A hipster's paradise, Berlin has everything from street art, hip galleries, art historical institutions and quirky foundations. The East Wall Gallery is home to famous graffiti images along a still-standing part of the Berlin Wall in the uber cool area of Friedrichshain on the east side of the city. Head to museum island to check out the Pergamon museum which contains the Pergamon alter and Ishtar Gate among other ruins from the Middle East and an extensive collection of Islamic Art. Also on the island is the Neues Museum, Bode Museum, Altes Museum and the Berliner Dom. I highly recommend checking out Sammlung Boros gallery which can only be viewed by appointment only and strictly houses contemporary art. The collection is on view in an old WWII bunker converted into a gallery space, and the collectors built their home on the top!
San Francisco, CA

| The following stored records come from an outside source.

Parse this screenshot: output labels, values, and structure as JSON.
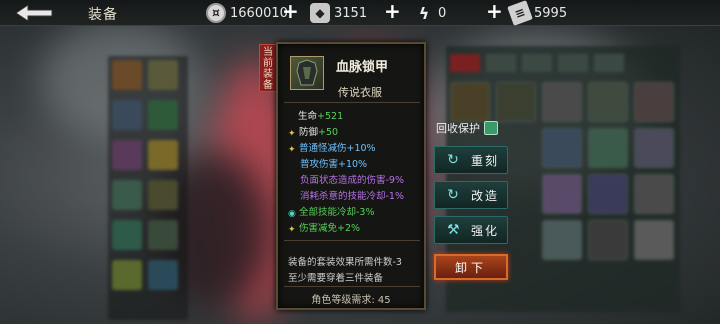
{
  "header": {
    "title": "装备",
    "resources": [
      {
        "icon": "coin-icon",
        "value": "1660010"
      },
      {
        "icon": "ingot-icon",
        "value": "3151"
      },
      {
        "icon": "lightning-icon",
        "value": "0"
      },
      {
        "icon": "ticket-icon",
        "value": "5995"
      }
    ]
  },
  "equip_tag": "当前装备",
  "item": {
    "name": "血脉锁甲",
    "type": "传说衣服",
    "stats": [
      {
        "label": "生命",
        "value": "+521",
        "style": "base",
        "icon": ""
      },
      {
        "label": "防御",
        "value": "+50",
        "style": "base",
        "icon": "star-icon"
      },
      {
        "text": "普通怪减伤+10%",
        "style": "blue",
        "icon": "star-icon"
      },
      {
        "text": "普攻伤害+10%",
        "style": "blue",
        "icon": ""
      },
      {
        "text": "负面状态造成的伤害-9%",
        "style": "purple",
        "icon": ""
      },
      {
        "text": "消耗杀意的技能冷却-1%",
        "style": "purple",
        "icon": ""
      },
      {
        "text": "全部技能冷却-3%",
        "style": "green",
        "icon": "swirl-icon"
      },
      {
        "text": "伤害减免+2%",
        "style": "green",
        "icon": "star-icon"
      }
    ],
    "set_notes": [
      "装备的套装效果所需件数-3",
      "至少需要穿着三件装备"
    ],
    "level_requirement": "角色等级需求: 45"
  },
  "actions": {
    "recycle_protect": "回收保护",
    "reforge": "重刻",
    "remake": "改造",
    "enhance": "强化",
    "unequip": "卸下"
  },
  "colors": {
    "accent_teal": "#2b6a66",
    "unequip_orange": "#d86a2a",
    "stat_green": "#57d05a",
    "stat_purple": "#b673e8",
    "stat_blue": "#6cc1ff"
  }
}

San Francisco is one of the most original and creative I've visited. San Francisco's Museum of Modern Art just re-opened after an insane renovation by the Norwegian firm, Snohetta. Now, as one of the largest museums in the world after it's renovation, it holds a stunning collection of 20th century art including the famous Doris and Donald Fisher collection. For a completely different vibe, take the trolly over to groovy Haight-Ashbury and see some 60s street art and wander the local shops that were hippie hangouts during the Summer of Love. San Francisco also has it's fair share of contemporary galleries and quirkier ones throughout the city. The Mission district's Clarion Alley has some amazing murals to admire while sipping a deliciously strong local coffee. And don't miss the de Young museum's American art collection highlighting art from the Americas, the Pacific and Africa. There's something for everyone in San Francisco!

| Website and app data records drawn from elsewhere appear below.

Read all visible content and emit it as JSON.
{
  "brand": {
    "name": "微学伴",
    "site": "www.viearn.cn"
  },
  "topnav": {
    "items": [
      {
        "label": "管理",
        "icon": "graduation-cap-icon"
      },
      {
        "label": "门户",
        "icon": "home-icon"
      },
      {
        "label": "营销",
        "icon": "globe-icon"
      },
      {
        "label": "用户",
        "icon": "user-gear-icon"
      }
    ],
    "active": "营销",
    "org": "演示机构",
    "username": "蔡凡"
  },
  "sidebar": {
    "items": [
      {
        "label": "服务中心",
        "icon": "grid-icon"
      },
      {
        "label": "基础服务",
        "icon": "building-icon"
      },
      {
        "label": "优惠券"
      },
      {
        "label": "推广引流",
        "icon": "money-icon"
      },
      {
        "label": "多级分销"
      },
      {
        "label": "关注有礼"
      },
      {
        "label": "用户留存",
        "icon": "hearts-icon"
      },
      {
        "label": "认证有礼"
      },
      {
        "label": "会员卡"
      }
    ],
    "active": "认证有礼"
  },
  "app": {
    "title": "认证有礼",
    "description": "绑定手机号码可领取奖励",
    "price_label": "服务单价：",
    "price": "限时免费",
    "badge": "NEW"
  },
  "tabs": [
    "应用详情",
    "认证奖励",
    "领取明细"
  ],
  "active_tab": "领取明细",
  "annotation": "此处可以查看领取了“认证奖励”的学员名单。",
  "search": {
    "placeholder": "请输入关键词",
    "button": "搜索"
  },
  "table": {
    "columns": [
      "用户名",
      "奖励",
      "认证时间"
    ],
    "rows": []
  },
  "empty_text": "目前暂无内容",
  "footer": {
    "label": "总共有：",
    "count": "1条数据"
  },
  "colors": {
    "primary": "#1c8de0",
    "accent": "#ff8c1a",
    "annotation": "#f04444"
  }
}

Turin isn't the first place to come to mind when you think about the arts, but little did you know, in and around this underrated Italian city, there's more of an art world allure than you'd expect. Turin has some extremely impressive foundations within it's reach. The Castello di Rivoli Contemporary Art Museum is one you musn't miss. It's not just an art museum but also a creative space that fosters artistry in the surrounding region and abroad. Plus the structure is perched above the city and the views are on point! Don't skip the ultra contemporary Fondazione Sandretto Re Rebaudengo. If you're staying in Turin take a day trip to Collezione Maramotti, the collection belongs to the founder of Max Mara, Achille Maramotti, and was originally created to inspire the company's designers and employees to explore creative expression. After touring the impressive collection take a pit stop in Bologna which is only about 30-45 minutes away!